• TASK REQUIREMENTS: So that nothing is lost, write out all the lines below exactly.

>>

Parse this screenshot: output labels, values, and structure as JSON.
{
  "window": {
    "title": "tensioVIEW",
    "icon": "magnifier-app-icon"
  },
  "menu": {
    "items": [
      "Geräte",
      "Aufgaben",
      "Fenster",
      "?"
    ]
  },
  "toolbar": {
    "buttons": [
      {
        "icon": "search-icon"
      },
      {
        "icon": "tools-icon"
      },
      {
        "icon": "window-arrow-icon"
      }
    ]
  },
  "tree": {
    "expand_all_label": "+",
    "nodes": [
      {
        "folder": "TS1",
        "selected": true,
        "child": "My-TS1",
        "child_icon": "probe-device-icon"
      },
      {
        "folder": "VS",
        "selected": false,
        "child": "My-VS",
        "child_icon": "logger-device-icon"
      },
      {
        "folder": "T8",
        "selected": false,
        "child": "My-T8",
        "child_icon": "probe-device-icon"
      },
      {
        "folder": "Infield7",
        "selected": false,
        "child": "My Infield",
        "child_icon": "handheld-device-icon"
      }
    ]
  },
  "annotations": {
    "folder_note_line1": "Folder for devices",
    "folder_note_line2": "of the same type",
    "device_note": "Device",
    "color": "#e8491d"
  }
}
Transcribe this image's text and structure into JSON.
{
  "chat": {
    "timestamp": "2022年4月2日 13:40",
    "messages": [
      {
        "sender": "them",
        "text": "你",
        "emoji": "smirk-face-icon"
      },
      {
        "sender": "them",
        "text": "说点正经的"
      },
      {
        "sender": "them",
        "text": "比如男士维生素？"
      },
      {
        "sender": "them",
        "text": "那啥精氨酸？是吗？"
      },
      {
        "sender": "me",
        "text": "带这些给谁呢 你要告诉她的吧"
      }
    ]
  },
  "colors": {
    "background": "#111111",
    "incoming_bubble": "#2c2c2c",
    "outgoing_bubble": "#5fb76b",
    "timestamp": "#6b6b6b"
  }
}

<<

• RESULT OF THE TASK:
Parse this screenshot: output labels, values, and structure as JSON.
{
  "window": {
    "title": "tensioVIEW",
    "icon": "magnifier-app-icon"
  },
  "menu": {
    "items": [
      "Geräte",
      "Aufgaben",
      "Fenster",
      "?"
    ]
  },
  "toolbar": {
    "buttons": [
      {
        "icon": "search-icon"
      },
      {
        "icon": "tools-icon"
      },
      {
        "icon": "window-arrow-icon"
      }
    ]
  },
  "tree": {
    "expand_all_label": "+",
    "nodes": [
      {
        "folder": "TS1",
        "selected": true,
        "child": "My-TS1",
        "child_icon": "probe-device-icon"
      },
      {
        "folder": "VS",
        "selected": false,
        "child": "My-VS",
        "child_icon": "logger-device-icon"
      },
      {
        "folder": "T8",
        "selected": false,
        "child": "My-T8",
        "child_icon": "probe-device-icon"
      },
      {
        "folder": "Infield7",
        "selected": false,
        "child": "My Infield",
        "child_icon": "handheld-device-icon"
      }
    ]
  },
  "annotations": {
    "folder_note_line1": "Folder for devices",
    "folder_note_line2": "of the same type",
    "device_note": "Device",
    "color": "#e8491d"
  }
}
Transcribe this image's text and structure into JSON.
{
  "chat": {
    "timestamp": "2022年4月2日 13:40",
    "messages": [
      {
        "sender": "them",
        "text": "你",
        "emoji": "smirk-face-icon"
      },
      {
        "sender": "them",
        "text": "说点正经的"
      },
      {
        "sender": "them",
        "text": "比如男士维生素？"
      },
      {
        "sender": "them",
        "text": "那啥精氨酸？是吗？"
      },
      {
        "sender": "me",
        "text": "带这些给谁呢 你要告诉她的吧"
      }
    ]
  },
  "colors": {
    "background": "#111111",
    "incoming_bubble": "#2c2c2c",
    "outgoing_bubble": "#5fb76b",
    "timestamp": "#6b6b6b"
  }
}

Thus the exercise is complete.